──────── SUPPLIED DATA

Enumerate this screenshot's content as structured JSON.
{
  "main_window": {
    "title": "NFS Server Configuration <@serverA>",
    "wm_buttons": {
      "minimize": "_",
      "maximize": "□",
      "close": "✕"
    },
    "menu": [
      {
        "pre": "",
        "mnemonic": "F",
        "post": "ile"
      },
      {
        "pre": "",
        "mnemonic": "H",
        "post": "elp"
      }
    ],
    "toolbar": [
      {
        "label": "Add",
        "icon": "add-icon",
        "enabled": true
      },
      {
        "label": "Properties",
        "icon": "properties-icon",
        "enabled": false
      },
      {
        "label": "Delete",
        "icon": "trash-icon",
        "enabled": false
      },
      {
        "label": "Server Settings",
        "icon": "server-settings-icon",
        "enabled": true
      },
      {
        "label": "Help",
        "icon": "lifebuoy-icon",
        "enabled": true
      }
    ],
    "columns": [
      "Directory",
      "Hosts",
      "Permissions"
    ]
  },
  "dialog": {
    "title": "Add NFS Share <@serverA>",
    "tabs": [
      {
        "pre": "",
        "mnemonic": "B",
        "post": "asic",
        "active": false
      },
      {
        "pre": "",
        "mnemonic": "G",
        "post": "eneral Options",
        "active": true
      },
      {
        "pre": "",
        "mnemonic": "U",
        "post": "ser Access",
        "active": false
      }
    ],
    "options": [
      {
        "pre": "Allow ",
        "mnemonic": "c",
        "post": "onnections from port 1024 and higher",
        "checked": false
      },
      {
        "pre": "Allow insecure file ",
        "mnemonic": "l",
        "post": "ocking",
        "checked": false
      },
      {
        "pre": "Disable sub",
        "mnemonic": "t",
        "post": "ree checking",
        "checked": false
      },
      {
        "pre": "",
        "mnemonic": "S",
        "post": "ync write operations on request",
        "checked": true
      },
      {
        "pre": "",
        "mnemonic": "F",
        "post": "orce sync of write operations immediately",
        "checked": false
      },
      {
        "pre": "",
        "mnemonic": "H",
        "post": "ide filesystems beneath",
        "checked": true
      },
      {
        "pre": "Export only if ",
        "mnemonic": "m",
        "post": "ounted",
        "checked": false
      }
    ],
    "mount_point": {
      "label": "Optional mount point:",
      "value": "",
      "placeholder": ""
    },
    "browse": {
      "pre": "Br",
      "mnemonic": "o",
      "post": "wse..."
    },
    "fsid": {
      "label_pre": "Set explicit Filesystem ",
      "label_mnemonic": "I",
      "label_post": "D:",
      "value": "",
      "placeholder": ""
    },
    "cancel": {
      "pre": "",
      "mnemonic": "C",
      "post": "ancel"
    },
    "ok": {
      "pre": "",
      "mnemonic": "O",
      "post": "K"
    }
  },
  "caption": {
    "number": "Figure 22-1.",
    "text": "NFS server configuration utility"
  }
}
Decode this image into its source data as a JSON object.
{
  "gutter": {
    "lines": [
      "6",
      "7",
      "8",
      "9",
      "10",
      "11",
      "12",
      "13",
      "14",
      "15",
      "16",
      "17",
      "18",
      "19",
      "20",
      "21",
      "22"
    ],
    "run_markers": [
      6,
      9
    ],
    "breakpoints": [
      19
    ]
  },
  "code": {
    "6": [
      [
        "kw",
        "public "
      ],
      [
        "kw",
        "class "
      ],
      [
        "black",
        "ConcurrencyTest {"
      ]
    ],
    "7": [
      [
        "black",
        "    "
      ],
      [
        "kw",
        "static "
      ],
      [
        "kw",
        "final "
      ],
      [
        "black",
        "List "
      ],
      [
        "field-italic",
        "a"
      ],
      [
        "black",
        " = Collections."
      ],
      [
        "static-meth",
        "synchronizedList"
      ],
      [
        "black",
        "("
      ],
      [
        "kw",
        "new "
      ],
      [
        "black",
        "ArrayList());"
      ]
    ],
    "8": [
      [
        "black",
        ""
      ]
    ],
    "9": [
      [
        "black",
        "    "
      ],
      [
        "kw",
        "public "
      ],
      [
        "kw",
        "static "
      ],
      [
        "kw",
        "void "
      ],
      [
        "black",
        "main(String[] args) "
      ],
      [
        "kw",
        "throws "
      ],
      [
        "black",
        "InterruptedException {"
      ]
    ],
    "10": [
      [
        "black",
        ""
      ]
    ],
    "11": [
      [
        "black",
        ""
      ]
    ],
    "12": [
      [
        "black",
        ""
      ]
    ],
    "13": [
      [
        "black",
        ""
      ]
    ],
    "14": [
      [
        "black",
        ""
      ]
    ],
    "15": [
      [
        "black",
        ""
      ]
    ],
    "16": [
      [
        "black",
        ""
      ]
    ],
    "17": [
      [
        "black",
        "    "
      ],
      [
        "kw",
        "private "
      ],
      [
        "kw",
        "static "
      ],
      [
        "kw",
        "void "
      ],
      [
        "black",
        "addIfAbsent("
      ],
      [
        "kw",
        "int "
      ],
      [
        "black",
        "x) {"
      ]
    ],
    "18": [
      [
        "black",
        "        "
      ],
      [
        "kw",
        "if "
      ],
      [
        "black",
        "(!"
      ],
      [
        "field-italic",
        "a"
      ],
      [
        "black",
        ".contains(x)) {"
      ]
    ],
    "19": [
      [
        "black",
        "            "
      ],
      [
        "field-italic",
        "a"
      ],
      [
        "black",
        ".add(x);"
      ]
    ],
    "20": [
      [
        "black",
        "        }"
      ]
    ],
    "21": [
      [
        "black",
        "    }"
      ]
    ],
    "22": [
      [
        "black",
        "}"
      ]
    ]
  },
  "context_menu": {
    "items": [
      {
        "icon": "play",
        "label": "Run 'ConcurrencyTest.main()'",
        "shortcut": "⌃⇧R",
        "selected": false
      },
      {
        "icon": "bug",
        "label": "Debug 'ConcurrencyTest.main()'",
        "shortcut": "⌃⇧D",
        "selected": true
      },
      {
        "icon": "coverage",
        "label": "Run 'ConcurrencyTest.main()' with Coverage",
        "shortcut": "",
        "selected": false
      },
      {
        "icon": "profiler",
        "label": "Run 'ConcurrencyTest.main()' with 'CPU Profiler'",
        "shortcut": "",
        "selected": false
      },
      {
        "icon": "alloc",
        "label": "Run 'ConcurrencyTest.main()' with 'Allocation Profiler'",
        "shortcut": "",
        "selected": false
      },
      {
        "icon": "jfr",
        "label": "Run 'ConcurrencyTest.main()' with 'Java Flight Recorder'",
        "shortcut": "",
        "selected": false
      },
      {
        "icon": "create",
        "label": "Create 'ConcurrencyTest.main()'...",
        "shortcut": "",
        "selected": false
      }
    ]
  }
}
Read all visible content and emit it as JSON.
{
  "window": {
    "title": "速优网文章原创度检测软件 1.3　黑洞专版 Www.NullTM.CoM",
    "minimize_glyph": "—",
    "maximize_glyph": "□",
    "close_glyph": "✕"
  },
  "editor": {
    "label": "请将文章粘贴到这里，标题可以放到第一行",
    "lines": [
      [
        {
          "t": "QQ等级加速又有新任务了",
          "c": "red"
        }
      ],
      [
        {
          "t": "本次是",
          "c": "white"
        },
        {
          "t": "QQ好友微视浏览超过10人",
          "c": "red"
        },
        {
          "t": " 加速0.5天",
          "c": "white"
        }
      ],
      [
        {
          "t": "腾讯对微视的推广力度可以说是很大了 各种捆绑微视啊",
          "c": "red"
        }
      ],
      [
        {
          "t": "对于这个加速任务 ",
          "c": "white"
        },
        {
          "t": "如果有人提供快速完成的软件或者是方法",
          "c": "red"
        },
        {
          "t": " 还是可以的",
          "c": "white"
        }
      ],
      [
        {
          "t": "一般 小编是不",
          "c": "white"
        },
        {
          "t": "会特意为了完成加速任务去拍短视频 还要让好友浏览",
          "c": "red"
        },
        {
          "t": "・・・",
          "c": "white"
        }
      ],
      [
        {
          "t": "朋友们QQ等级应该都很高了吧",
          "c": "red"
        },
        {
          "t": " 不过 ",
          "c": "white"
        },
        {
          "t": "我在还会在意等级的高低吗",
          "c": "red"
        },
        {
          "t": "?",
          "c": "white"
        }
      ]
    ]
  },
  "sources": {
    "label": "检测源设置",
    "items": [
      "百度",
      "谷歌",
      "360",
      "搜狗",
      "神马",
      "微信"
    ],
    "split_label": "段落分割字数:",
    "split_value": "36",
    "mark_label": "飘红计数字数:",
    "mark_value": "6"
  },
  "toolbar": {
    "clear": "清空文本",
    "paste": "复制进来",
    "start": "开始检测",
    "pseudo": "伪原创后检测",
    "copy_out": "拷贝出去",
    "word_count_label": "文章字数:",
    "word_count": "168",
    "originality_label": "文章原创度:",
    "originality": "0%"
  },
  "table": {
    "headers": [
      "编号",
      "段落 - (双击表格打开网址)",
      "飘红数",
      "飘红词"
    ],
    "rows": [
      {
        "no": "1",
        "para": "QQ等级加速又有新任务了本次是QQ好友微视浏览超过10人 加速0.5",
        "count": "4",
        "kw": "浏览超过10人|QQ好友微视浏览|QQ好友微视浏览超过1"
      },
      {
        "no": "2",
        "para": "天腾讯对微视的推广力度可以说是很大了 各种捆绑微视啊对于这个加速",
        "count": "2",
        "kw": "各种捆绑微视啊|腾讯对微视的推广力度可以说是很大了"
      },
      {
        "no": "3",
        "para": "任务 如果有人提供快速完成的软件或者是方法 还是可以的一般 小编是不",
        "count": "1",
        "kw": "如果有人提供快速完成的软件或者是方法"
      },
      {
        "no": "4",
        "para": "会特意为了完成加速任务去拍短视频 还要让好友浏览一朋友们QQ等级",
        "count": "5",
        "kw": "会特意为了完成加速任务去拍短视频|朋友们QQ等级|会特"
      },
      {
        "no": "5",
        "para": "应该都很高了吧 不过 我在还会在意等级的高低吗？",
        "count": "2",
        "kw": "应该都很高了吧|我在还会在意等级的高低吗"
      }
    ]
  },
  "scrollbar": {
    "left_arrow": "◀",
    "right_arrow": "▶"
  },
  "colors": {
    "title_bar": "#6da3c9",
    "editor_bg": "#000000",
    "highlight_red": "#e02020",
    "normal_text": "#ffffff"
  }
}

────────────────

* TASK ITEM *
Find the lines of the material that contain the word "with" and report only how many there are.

* EXERCISE ANSWER *
4